== Recorded data ==

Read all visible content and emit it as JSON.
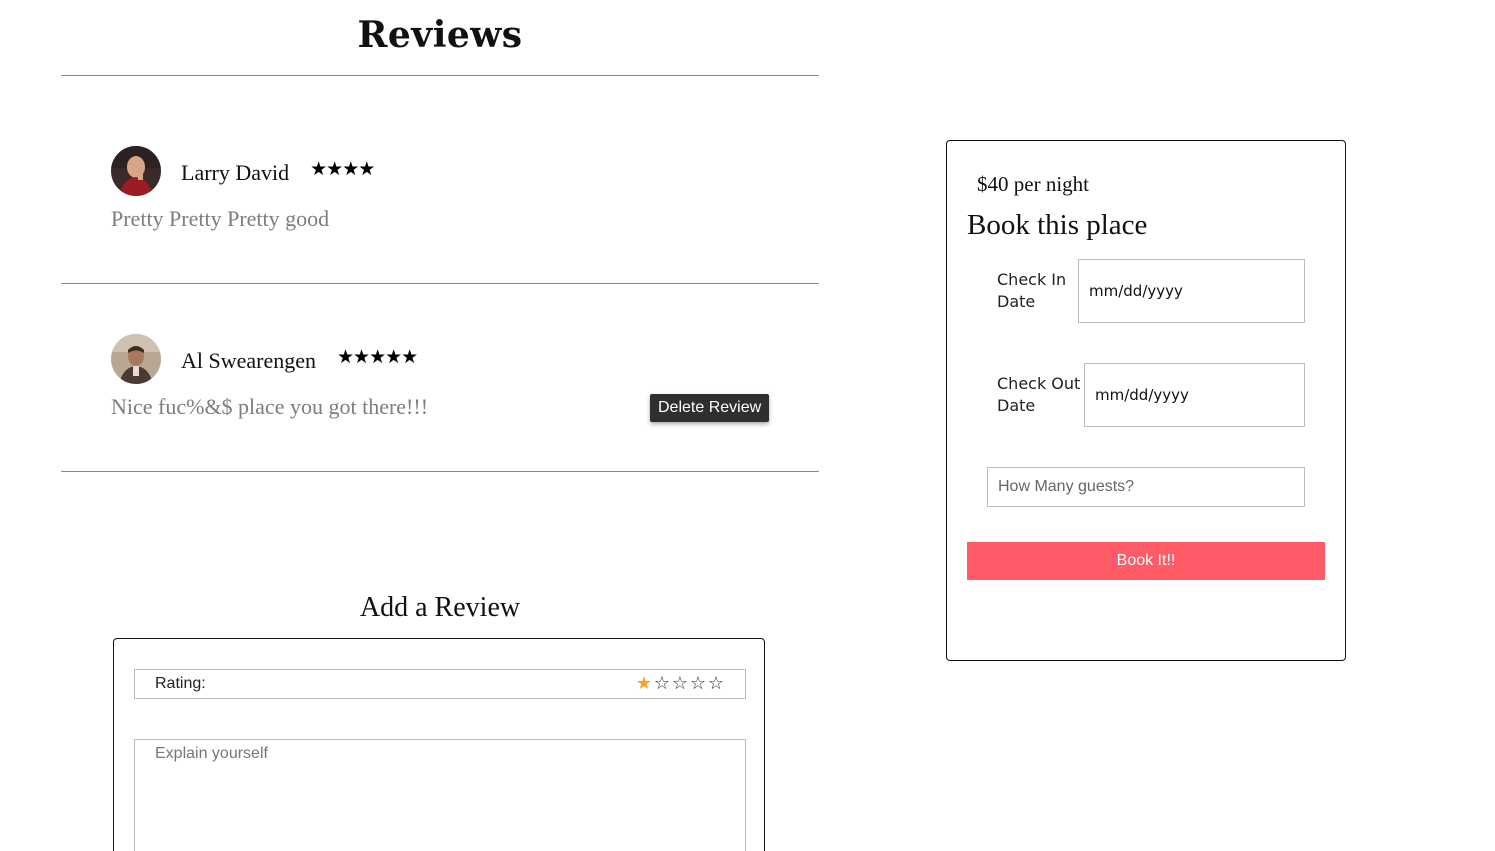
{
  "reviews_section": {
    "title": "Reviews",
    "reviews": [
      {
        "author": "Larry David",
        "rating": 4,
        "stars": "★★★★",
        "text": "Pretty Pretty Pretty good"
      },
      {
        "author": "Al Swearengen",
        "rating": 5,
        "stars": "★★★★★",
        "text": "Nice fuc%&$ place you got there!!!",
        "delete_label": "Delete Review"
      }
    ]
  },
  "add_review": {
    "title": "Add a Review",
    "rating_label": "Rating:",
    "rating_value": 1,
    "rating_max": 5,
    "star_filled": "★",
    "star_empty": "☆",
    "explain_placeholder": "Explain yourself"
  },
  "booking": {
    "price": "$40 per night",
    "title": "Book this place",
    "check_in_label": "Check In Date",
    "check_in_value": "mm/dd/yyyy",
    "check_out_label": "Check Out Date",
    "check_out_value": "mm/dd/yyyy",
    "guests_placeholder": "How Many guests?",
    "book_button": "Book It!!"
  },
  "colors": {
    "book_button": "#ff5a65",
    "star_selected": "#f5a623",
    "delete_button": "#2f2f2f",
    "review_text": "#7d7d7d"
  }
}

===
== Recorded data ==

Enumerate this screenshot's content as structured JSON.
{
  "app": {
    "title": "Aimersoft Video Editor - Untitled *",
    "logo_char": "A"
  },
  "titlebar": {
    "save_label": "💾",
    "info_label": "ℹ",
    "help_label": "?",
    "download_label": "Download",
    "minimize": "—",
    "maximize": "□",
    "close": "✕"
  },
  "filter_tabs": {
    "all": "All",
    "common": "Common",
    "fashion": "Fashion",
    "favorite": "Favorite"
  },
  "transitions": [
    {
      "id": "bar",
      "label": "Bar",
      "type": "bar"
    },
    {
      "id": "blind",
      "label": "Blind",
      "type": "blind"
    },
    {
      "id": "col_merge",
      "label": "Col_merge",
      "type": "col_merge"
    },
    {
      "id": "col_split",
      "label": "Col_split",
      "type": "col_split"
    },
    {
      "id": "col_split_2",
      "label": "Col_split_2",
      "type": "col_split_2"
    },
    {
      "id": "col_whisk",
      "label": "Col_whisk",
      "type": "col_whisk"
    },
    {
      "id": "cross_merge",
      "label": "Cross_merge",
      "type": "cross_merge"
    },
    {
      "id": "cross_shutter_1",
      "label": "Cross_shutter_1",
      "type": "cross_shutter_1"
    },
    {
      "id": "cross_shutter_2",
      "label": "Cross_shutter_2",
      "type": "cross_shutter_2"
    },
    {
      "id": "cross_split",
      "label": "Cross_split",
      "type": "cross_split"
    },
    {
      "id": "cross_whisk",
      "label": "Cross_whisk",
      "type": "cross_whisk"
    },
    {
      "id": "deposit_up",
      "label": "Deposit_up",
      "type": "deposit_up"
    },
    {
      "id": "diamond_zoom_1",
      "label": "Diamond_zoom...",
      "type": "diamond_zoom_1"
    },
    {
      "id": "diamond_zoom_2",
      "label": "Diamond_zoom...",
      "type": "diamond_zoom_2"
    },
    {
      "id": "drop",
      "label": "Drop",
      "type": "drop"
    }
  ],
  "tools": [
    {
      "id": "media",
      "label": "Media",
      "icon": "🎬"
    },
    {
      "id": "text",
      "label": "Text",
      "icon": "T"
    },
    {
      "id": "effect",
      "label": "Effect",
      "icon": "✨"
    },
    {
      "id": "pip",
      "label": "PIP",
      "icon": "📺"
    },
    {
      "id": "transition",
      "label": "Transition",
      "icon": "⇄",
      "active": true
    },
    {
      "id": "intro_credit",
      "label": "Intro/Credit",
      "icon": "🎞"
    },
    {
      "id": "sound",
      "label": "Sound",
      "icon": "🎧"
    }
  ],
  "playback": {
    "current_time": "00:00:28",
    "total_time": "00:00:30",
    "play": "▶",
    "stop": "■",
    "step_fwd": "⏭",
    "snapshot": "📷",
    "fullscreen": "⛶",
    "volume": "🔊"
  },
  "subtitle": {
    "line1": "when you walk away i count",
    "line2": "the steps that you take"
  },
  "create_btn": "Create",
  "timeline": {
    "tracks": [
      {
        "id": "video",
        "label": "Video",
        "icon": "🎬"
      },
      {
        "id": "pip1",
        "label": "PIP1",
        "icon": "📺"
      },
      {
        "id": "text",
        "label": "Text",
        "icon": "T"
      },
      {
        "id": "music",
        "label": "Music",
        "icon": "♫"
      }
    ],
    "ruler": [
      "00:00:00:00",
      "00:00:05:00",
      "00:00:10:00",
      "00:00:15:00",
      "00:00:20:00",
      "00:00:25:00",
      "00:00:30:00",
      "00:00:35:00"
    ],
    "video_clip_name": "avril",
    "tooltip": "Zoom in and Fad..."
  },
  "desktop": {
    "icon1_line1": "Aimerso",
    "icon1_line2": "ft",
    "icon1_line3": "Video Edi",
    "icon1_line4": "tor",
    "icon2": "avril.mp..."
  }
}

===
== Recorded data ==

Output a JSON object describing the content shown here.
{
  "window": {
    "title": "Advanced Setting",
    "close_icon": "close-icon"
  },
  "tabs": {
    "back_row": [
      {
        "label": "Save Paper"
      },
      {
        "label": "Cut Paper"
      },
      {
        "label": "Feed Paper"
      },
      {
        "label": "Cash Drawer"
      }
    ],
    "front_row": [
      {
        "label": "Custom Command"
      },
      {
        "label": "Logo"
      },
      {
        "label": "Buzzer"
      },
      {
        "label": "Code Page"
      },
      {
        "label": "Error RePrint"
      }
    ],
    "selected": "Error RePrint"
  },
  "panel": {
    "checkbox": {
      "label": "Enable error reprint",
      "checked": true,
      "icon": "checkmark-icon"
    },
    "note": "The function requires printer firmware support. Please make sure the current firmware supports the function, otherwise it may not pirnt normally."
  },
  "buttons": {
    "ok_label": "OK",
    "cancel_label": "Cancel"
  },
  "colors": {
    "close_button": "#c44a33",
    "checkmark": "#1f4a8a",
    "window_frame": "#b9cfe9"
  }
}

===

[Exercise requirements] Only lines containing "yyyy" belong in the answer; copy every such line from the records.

[Exercise output]
    "check_in_value": "mm/dd/yyyy",
    "check_out_value": "mm/dd/yyyy",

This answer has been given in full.